The words used for the man and woman in Genesis 2 are important. The initial name for the man, “Adam,” means “dirt” or “dust.” The word for the woman at the end of Genesis 2 is “ishshah” which derives from the Hebrew word for “fire.” In the OT, altars are made of earth/dirt (Ex. 20:24) and the sacrifices are set on fire on the altar. Every sacrifice at the tabernacle/temple brought together earth and fire – and thus recalled the original bringing together of the first man and woman – “adam” and “ishshah.” There is a reason we describe Christian/church weddings as taking place at the altar – in the Bible that’s where earth and fire, masculine and feminine, man and woman, are joined. This imagery is all over Scripture. For example, the Lord’s Supper brings together earth (bread) and fire (wine) (Heb. 13:10). And so on.
Consider Genesis 2 in a little more detail. God formed the man from the earth. “Adam” is made from “adamah” (Gen. 2:7). God got his hands dirty in making Adam. Adam is dirt, given life by God’s Spirit. Then God puts Adam in a death-like sleep, cuts open his side like a sacrifice, and then forms the woman out of his rib. When Adam was raised, resurrection-like from his death-like sleep, God presents to him his bride. The Lord gives away the first woman to the first man in the first wedding. When the man sees her, his heart is set aflame with love, so he renames himself “ish,” meaning “flame” or "fire," and he sings a song to his bride whom he names “ishshah," a play on the Hebrew word for fire. In other words, when the man is united to the woman in marriage, he becomes Fire-Man (“ish”) joined to Fire-Woman ("ishshah"). She will be his glory (1 Cor. 11) because fire is certainly more glorious than dirt and in marrying her he becomes a more glorious version of himself as he transitions from being Earth-Man to Fire-Man, from “adam” to “ish.”
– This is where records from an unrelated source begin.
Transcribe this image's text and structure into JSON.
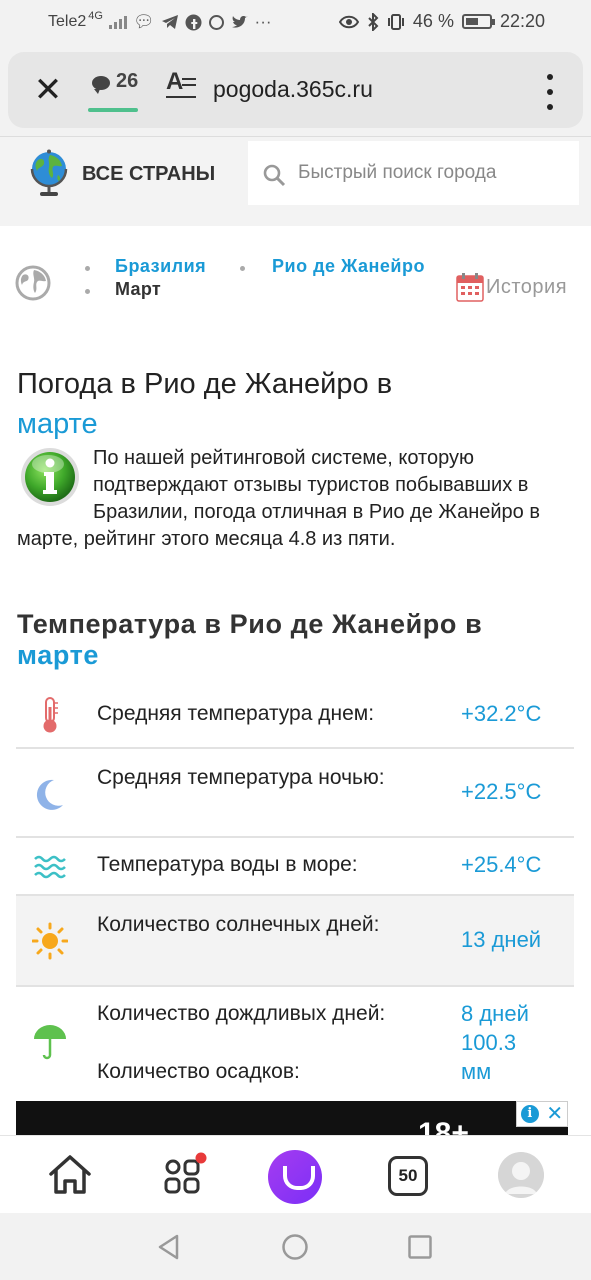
{
  "status_bar": {
    "carrier": "Tele2",
    "network": "4G",
    "battery": "46 %",
    "time": "22:20",
    "more": "···"
  },
  "browser": {
    "close_icon": "close-icon",
    "tab_count": "26",
    "url": "pogoda.365c.ru",
    "reader_icon": "reader-mode-icon",
    "menu_icon": "more-vertical-icon"
  },
  "site_header": {
    "all_countries": "ВСЕ СТРАНЫ",
    "search_placeholder": "Быстрый поиск города"
  },
  "breadcrumb": {
    "country": "Бразилия",
    "city": "Рио де Жанейро",
    "current": "Март",
    "history": "История"
  },
  "title": {
    "main": "Погода в Рио де Жанейро в",
    "accent": "марте"
  },
  "intro": "По нашей рейтинговой системе, которую подтверждают отзывы туристов побывавших в Бразилии, погода отличная в Рио де Жанейро в марте, рейтинг этого месяца 4.8 из пяти.",
  "section": {
    "title": "Температура в Рио де Жанейро в",
    "accent": "марте"
  },
  "stats": [
    {
      "icon": "thermometer-icon",
      "label": "Средняя температура днем:",
      "value": "+32.2°C"
    },
    {
      "icon": "moon-icon",
      "label": "Средняя температура ночью:",
      "value": "+22.5°C"
    },
    {
      "icon": "water-waves-icon",
      "label": "Температура воды в море:",
      "value": "+25.4°C"
    },
    {
      "icon": "sun-icon",
      "label": "Количество солнечных дней:",
      "value": "13 дней"
    },
    {
      "icon": "umbrella-icon",
      "label_1": "Количество дождливых дней:",
      "value_1": "8 дней",
      "label_2": "Количество осадков:",
      "value_2": "100.3 мм"
    }
  ],
  "ad": {
    "age": "18+",
    "info": "i",
    "close": "✕"
  },
  "bottom_nav": {
    "tabs_count": "50"
  },
  "colors": {
    "accent": "#1a9ad6",
    "shaded_row": "#f3f3f3",
    "alice": "#8b35f4"
  }
}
A final note on the creation of the woman. The woman is the last creature made by God. She is eschatalogical. She completes the man and the creation. Or to be more precise, creation is complete when the man and woman are joined together. The six days of creation in Genesis 1-2 culminate which a wedding. Paul tells us in 1 Cor. 11 that the woman is the glory of the man. This means many things. Obviously it means she brings light and beauty into his life that would otherwise be lacking. But women do more than decorate the world. She takes whatever the man gives her and glorifies it, which he in turn receives back from her. James Jordan has explained how this works with a series of examples: The man gives his wife a house and she makes it into a home. The man gives his wife a bag of groceries and she turns them into a feast. The man gives her his seed and she gives him a child in return. Everything he gives to her, she returns to him in a more glorious way. This is a sign of her position as the final and most glorious of God's created works. She reveals the future, the glorious goal of history. This is not to say feminists are right when they say "The future is female" because they are missing the key piece. The future is not female; the future is marital. The goal of history is the union of groom and bride. While the pattern of history was first revealed in Adam and his wife, the final goal of history is found in the union of Christ with his bride, the church. That union is the ultimate glory of creation (Rev. 21-22). And that is a glory we should seek to picture and preview in our marriages in the present.